"She helped my parents escape, Monroe might have killed her already."
I shook my head, not wanting to hear that. "I don't think he'd do it, she's too important."
"Important to what? Georgia already declared war, there's nothing she can do anymore."
"She's important to him," I clarified. "After you died she agreed to marry him."
I shrugged. "She probably didn't have much of a choice. She was pretty quiet about the whole thing after she escaped to Georgia. Though she did say…" I trailed off thinking about our conversation the first night after she got back.
"What did she say?" Jason asked.
"She said she regretted leaving him. I chalked it up to Stockholm Syndrome or grief over your death or something. But…" I shook my head. "It had to be that, she couldn't honestly want to stay there."
"Yeah, you're probably right."

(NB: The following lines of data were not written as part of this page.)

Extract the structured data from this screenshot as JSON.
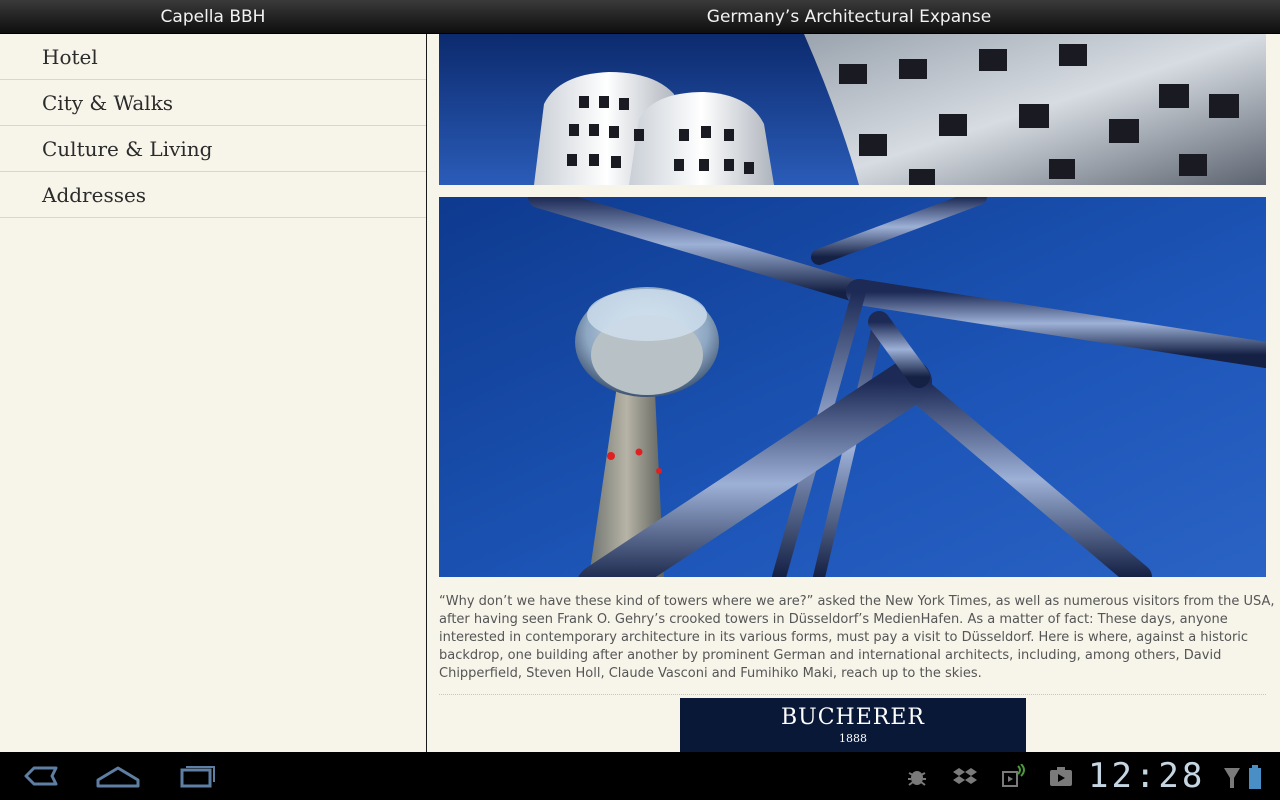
{
  "actionbar": {
    "app_title": "Capella BBH",
    "article_title": "Germany’s Architectural Expanse"
  },
  "sidebar": {
    "items": [
      {
        "label": "Hotel"
      },
      {
        "label": "City & Walks"
      },
      {
        "label": "Culture & Living"
      },
      {
        "label": "Addresses"
      }
    ]
  },
  "article": {
    "body": "“Why don’t we have these kind of towers where we are?” asked the New York Times, as well as numerous visitors from the USA, after having seen Frank O. Gehry’s crooked towers in Düsseldorf’s MedienHafen. As a matter of fact: These days, anyone interested in contemporary architecture in its various forms, must pay a visit to Düsseldorf. Here is where, against a historic backdrop, one building after another by prominent German and international architects, including, among others, David Chipperfield, Steven Holl, Claude Vasconi and Fumihiko Maki, reach up to the skies."
  },
  "ad": {
    "brand": "BUCHERER",
    "year": "1888"
  },
  "system": {
    "clock": "12:28",
    "icons": [
      "back-icon",
      "home-icon",
      "recent-apps-icon",
      "debug-icon",
      "dropbox-icon",
      "sync-icon",
      "media-icon",
      "wifi-signal-icon",
      "battery-icon"
    ]
  },
  "colors": {
    "pane_bg": "#f7f4ea",
    "actionbar_bg": "#1e1e1e",
    "ad_bg": "#0a1838",
    "sky_blue": "#1d4fa8",
    "clock": "#c5d6e3"
  }
}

When everyone got back Dr. Camp was locked up below deck. Neville told us he and his men had captured Camp's family. They threatened the man, saying if he didn't start working for Georgia they would kill his family. "Did you know about this?" I asked Jason.

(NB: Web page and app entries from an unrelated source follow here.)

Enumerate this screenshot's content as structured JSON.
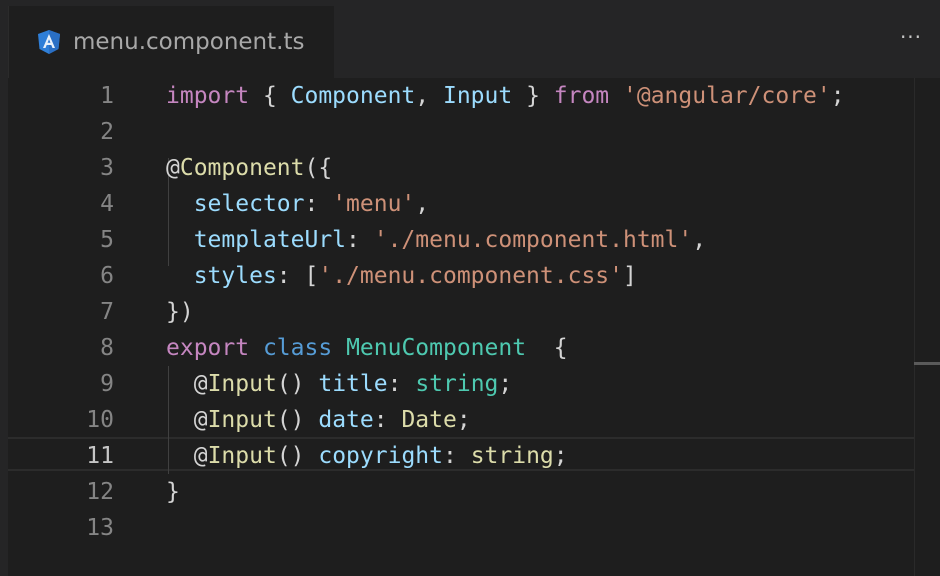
{
  "tab": {
    "filename": "menu.component.ts",
    "icon": "angular-icon",
    "more_label": "···"
  },
  "editor": {
    "active_line": 11,
    "lines": [
      {
        "n": "1",
        "tokens": [
          [
            "kw",
            "import"
          ],
          [
            "pn",
            " { "
          ],
          [
            "prop",
            "Component"
          ],
          [
            "pn",
            ", "
          ],
          [
            "prop",
            "Input"
          ],
          [
            "pn",
            " } "
          ],
          [
            "kw",
            "from"
          ],
          [
            "pn",
            " "
          ],
          [
            "str",
            "'@angular/core'"
          ],
          [
            "pn",
            ";"
          ]
        ]
      },
      {
        "n": "2",
        "tokens": []
      },
      {
        "n": "3",
        "tokens": [
          [
            "at",
            "@"
          ],
          [
            "fn",
            "Component"
          ],
          [
            "pn",
            "({"
          ]
        ]
      },
      {
        "n": "4",
        "tokens": [
          [
            "pn",
            "  "
          ],
          [
            "prop",
            "selector"
          ],
          [
            "pn",
            ": "
          ],
          [
            "str",
            "'menu'"
          ],
          [
            "pn",
            ","
          ]
        ]
      },
      {
        "n": "5",
        "tokens": [
          [
            "pn",
            "  "
          ],
          [
            "prop",
            "templateUrl"
          ],
          [
            "pn",
            ": "
          ],
          [
            "str",
            "'./menu.component.html'"
          ],
          [
            "pn",
            ","
          ]
        ]
      },
      {
        "n": "6",
        "tokens": [
          [
            "pn",
            "  "
          ],
          [
            "prop",
            "styles"
          ],
          [
            "pn",
            ": ["
          ],
          [
            "str",
            "'./menu.component.css'"
          ],
          [
            "pn",
            "]"
          ]
        ]
      },
      {
        "n": "7",
        "tokens": [
          [
            "pn",
            "})"
          ]
        ]
      },
      {
        "n": "8",
        "tokens": [
          [
            "kw",
            "export"
          ],
          [
            "pn",
            " "
          ],
          [
            "kwb",
            "class"
          ],
          [
            "pn",
            " "
          ],
          [
            "cls",
            "MenuComponent"
          ],
          [
            "pn",
            "  {"
          ]
        ]
      },
      {
        "n": "9",
        "tokens": [
          [
            "pn",
            "  "
          ],
          [
            "at",
            "@"
          ],
          [
            "fn",
            "Input"
          ],
          [
            "pn",
            "() "
          ],
          [
            "prop",
            "title"
          ],
          [
            "pn",
            ": "
          ],
          [
            "typ",
            "string"
          ],
          [
            "pn",
            ";"
          ]
        ]
      },
      {
        "n": "10",
        "tokens": [
          [
            "pn",
            "  "
          ],
          [
            "at",
            "@"
          ],
          [
            "fn",
            "Input"
          ],
          [
            "pn",
            "() "
          ],
          [
            "prop",
            "date"
          ],
          [
            "pn",
            ": "
          ],
          [
            "fn",
            "Date"
          ],
          [
            "pn",
            ";"
          ]
        ]
      },
      {
        "n": "11",
        "tokens": [
          [
            "pn",
            "  "
          ],
          [
            "at",
            "@"
          ],
          [
            "fn",
            "Input"
          ],
          [
            "pn",
            "() "
          ],
          [
            "prop",
            "copyright"
          ],
          [
            "pn",
            ": "
          ],
          [
            "fn",
            "string"
          ],
          [
            "pn",
            ";"
          ]
        ]
      },
      {
        "n": "12",
        "tokens": [
          [
            "pn",
            "}"
          ]
        ]
      },
      {
        "n": "13",
        "tokens": []
      }
    ]
  }
}
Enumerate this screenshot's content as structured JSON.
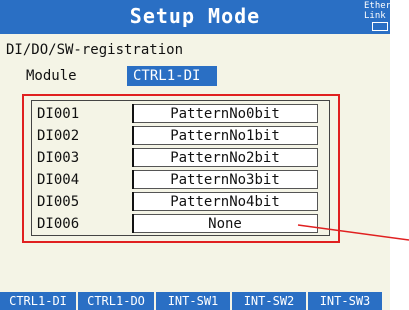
{
  "header": {
    "title": "Setup Mode",
    "badge_line1": "Ethernet",
    "badge_line2": "Link"
  },
  "section_title": "DI/DO/SW-registration",
  "module": {
    "label": "Module",
    "value": "CTRL1-DI"
  },
  "rows": [
    {
      "label": "DI001",
      "value": "PatternNo0bit"
    },
    {
      "label": "DI002",
      "value": "PatternNo1bit"
    },
    {
      "label": "DI003",
      "value": "PatternNo2bit"
    },
    {
      "label": "DI004",
      "value": "PatternNo3bit"
    },
    {
      "label": "DI005",
      "value": "PatternNo4bit"
    },
    {
      "label": "DI006",
      "value": "None"
    }
  ],
  "softkeys": [
    {
      "label": "CTRL1-DI"
    },
    {
      "label": "CTRL1-DO"
    },
    {
      "label": "INT-SW1"
    },
    {
      "label": "INT-SW2"
    },
    {
      "label": "INT-SW3"
    }
  ],
  "colors": {
    "accent": "#2a6fc4",
    "highlight": "#e02020",
    "background": "#f4f4e6"
  }
}
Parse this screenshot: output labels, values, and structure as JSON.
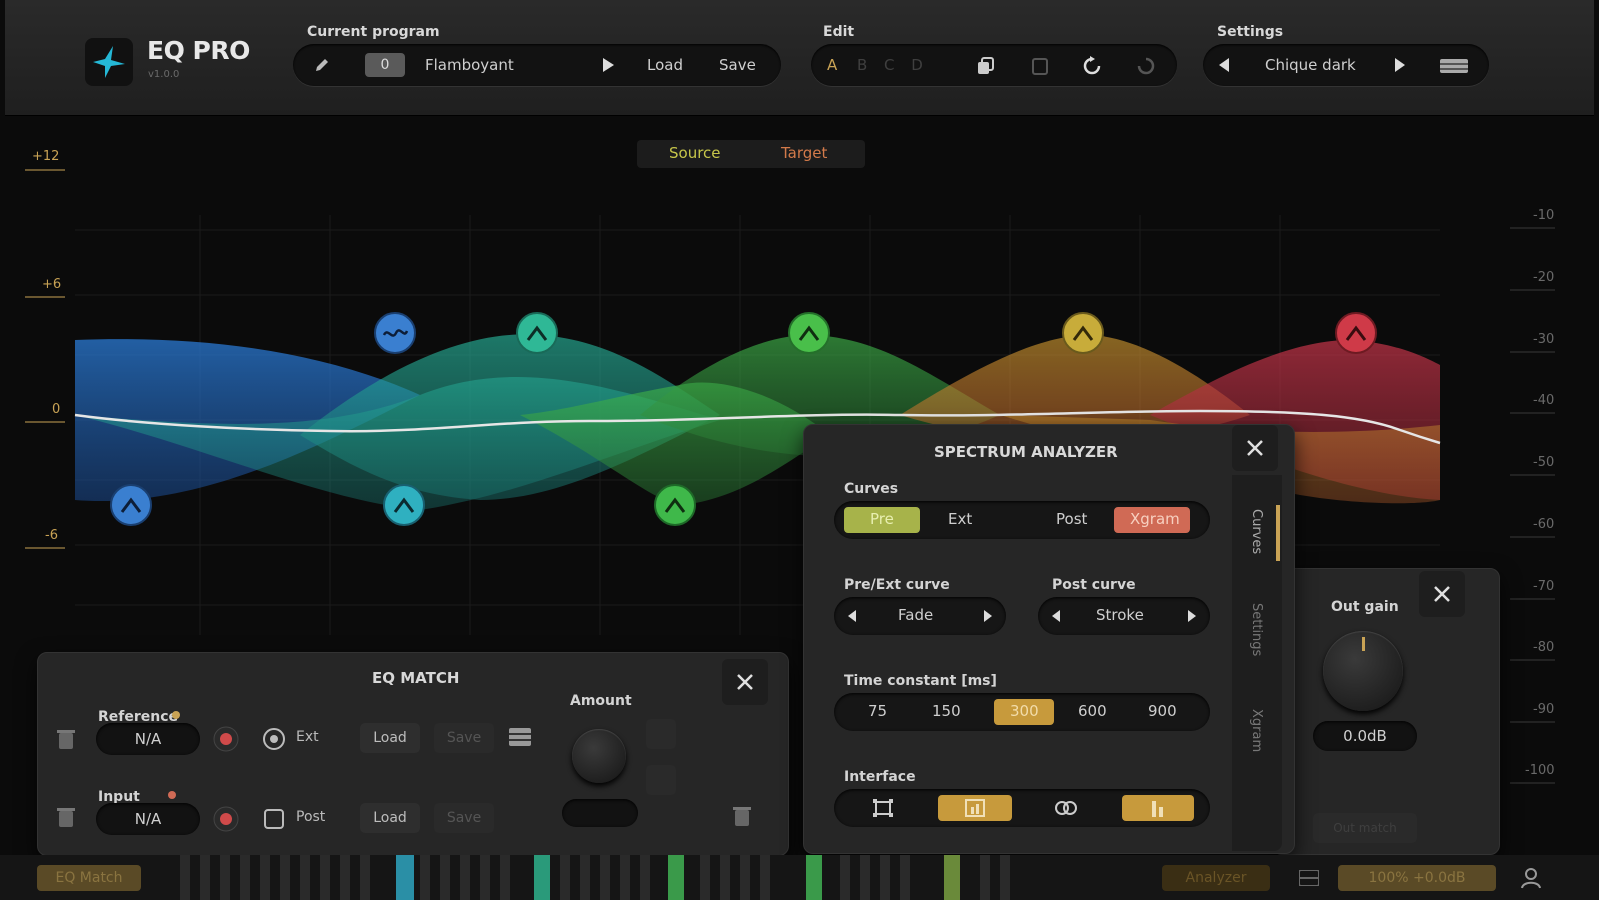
{
  "app": {
    "name": "EQ PRO",
    "version": "v1.0.0"
  },
  "program": {
    "label": "Current program",
    "number": "0",
    "name": "Flamboyant",
    "load": "Load",
    "save": "Save"
  },
  "edit": {
    "label": "Edit",
    "slot": "A",
    "slots_dim": "B  C  D"
  },
  "settings": {
    "label": "Settings",
    "theme": "Chique dark"
  },
  "view": {
    "source": "Source",
    "target": "Target"
  },
  "axis": {
    "left": [
      "+12",
      "+6",
      "0",
      "-6"
    ],
    "right": [
      "-10",
      "-20",
      "-30",
      "-40",
      "-50",
      "-60",
      "-70",
      "-80",
      "-90",
      "-100"
    ]
  },
  "spectrum": {
    "title": "SPECTRUM ANALYZER",
    "curves_label": "Curves",
    "curves": [
      "Pre",
      "Ext",
      "Post",
      "Xgram"
    ],
    "pre_ext_label": "Pre/Ext curve",
    "pre_ext_value": "Fade",
    "post_label": "Post curve",
    "post_value": "Stroke",
    "time_label": "Time constant [ms]",
    "times": [
      "75",
      "150",
      "300",
      "600",
      "900"
    ],
    "time_selected": "300",
    "interface_label": "Interface",
    "tabs": [
      "Curves",
      "Settings",
      "Xgram"
    ]
  },
  "eqmatch": {
    "title": "EQ MATCH",
    "reference_label": "Reference",
    "reference_value": "N/A",
    "ext": "Ext",
    "input_label": "Input",
    "input_value": "N/A",
    "post": "Post",
    "load": "Load",
    "save": "Save",
    "amount_label": "Amount"
  },
  "outgain": {
    "label": "Out gain",
    "value": "0.0dB",
    "dim_button": "Out match"
  },
  "bottom": {
    "left": "EQ Match",
    "analyzer": "Analyzer",
    "zoom": "100%  +0.0dB"
  },
  "colors": {
    "accent": "#c9a355",
    "pre": "#a7b34a",
    "xgram": "#d06a55",
    "selected": "#c79a3c"
  }
}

"No, of course not."
"That sounds like something Monroe would do, not us." I glanced out over the water. "Is that a militia ship?" I asked pointing behind us. Jason nodded that it was. I didn't waste a second getting everyone prepared for them to stop us. We slowed to let them catch up with us; we didn't want to seem suspicious.
"Can we see your fishing license?" One of the soldiers said. I nodded and pulled the forged license from my pocket. They nodded and handed it back. "We're going to need to search your ship."

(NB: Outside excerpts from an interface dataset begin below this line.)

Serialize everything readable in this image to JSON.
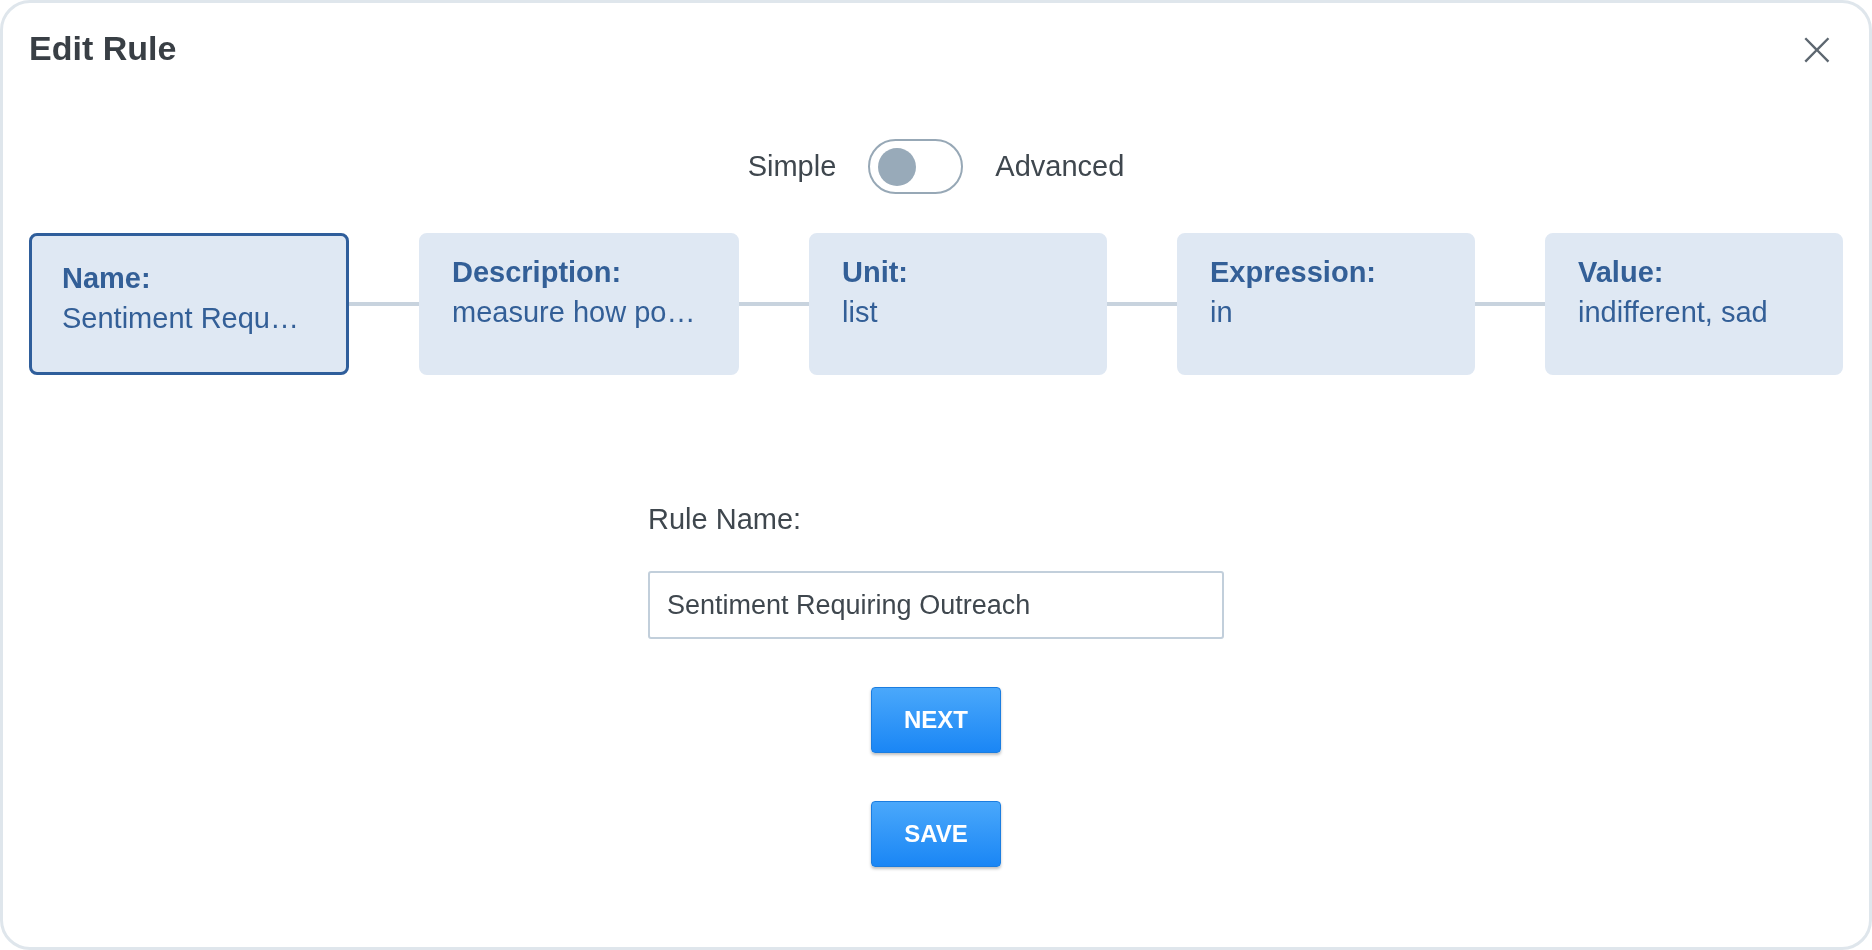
{
  "dialog": {
    "title": "Edit Rule",
    "close": "×"
  },
  "mode_toggle": {
    "left_label": "Simple",
    "right_label": "Advanced",
    "on": false
  },
  "steps": [
    {
      "label": "Name:",
      "value": "Sentiment Requ…",
      "selected": true
    },
    {
      "label": "Description:",
      "value": "measure how po…",
      "selected": false
    },
    {
      "label": "Unit:",
      "value": "list",
      "selected": false
    },
    {
      "label": "Expression:",
      "value": "in",
      "selected": false
    },
    {
      "label": "Value:",
      "value": "indifferent, sad",
      "selected": false
    }
  ],
  "form": {
    "label": "Rule Name:",
    "value": "Sentiment Requiring Outreach"
  },
  "buttons": [
    "NEXT",
    "SAVE"
  ]
}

"You saw our license, we're good," I said.
"We've had a few fishermen come through here smuggling goods. Its procedure," the soldier. I nodded for Jason to go below deck and warn the others.
I took them around the ship; we passed a few of Neville's men and Nora. Miles stepped out on deck. "What's this about men?"
"Just a routine check," one of the soldiers said. I tried to shoo Miles away before any of the soldiers had the chance to recognize him but he shook his head. What was the point of telling me they'd recognize him if he didn't seem to care anyways. We took them below deck, where we only found Jason. I didn't know how he'd hidden the others but it worked. The soldiers returned to their boat and left us alone.
Jason and I returned above deck. "Where did you hide Camp?"
"He, Charlie and Tom found a secret compartment."
Charlie came upstairs. "This has gone too far," she said to us. "We have to stop this. I'll talk to Miles about getting rid of Neville, but if he says no we have to take control of this operation. Threatening a man's family is not us."
Jason and I both nodded. "Alright."
"Be ready," Charlie said. She went below deck to find Miles.
"He'll say no. I'll take out Tom, you tie up Captain Lucas. Lucas knows where Camp's family is."
It took two days to return to Georgia. As soon as I reached the Rebel-GA base I went looking for Garrett, because I knew he'd be worried. I opened the flap on his tent and peeked in. "Garrett?" I called. No answer. I sighed and turned around figuring he might be at dinner. I ran right into him.
"Ciara?" He said surprised. He was carrying a backpack and his gun.
"Been somewhere?" I asked.
"Up in the Republic, we wanted to look for you but Miles wouldn't let us," he told me. "How did you escape again?"
"That's the thing, I didn't escape. He let me leave."
"General Monroe of the Monroe Republic let you walk right out of town?" He asked skeptically.
"He told his men that if they laid a hand on me, ever, he'd kill them."
"Why would he do that? You aren't useful anymore," he reminded me.
"I might be. I want to work out a treaty, negotiate, I don't know, do something to end this before more people get hurt," I told him. "But that's not why he let me go. He told me I could leave before I told him all of that."
"Are you sure we're talking about the same person?" He asked.
I sighed. "Forget it, I'm back. That's all that matters right?"
"Yeah." He hugged me and ruffled my hair. I laughed and pushed him away. "Oh! I almost forgot. There's something I need to tell you."
The tent flap opened and I turned. The light outside blinded me for a moment but as soon as it closed I could see the person standing in front of me. "Oh my god, Jason, you're alive."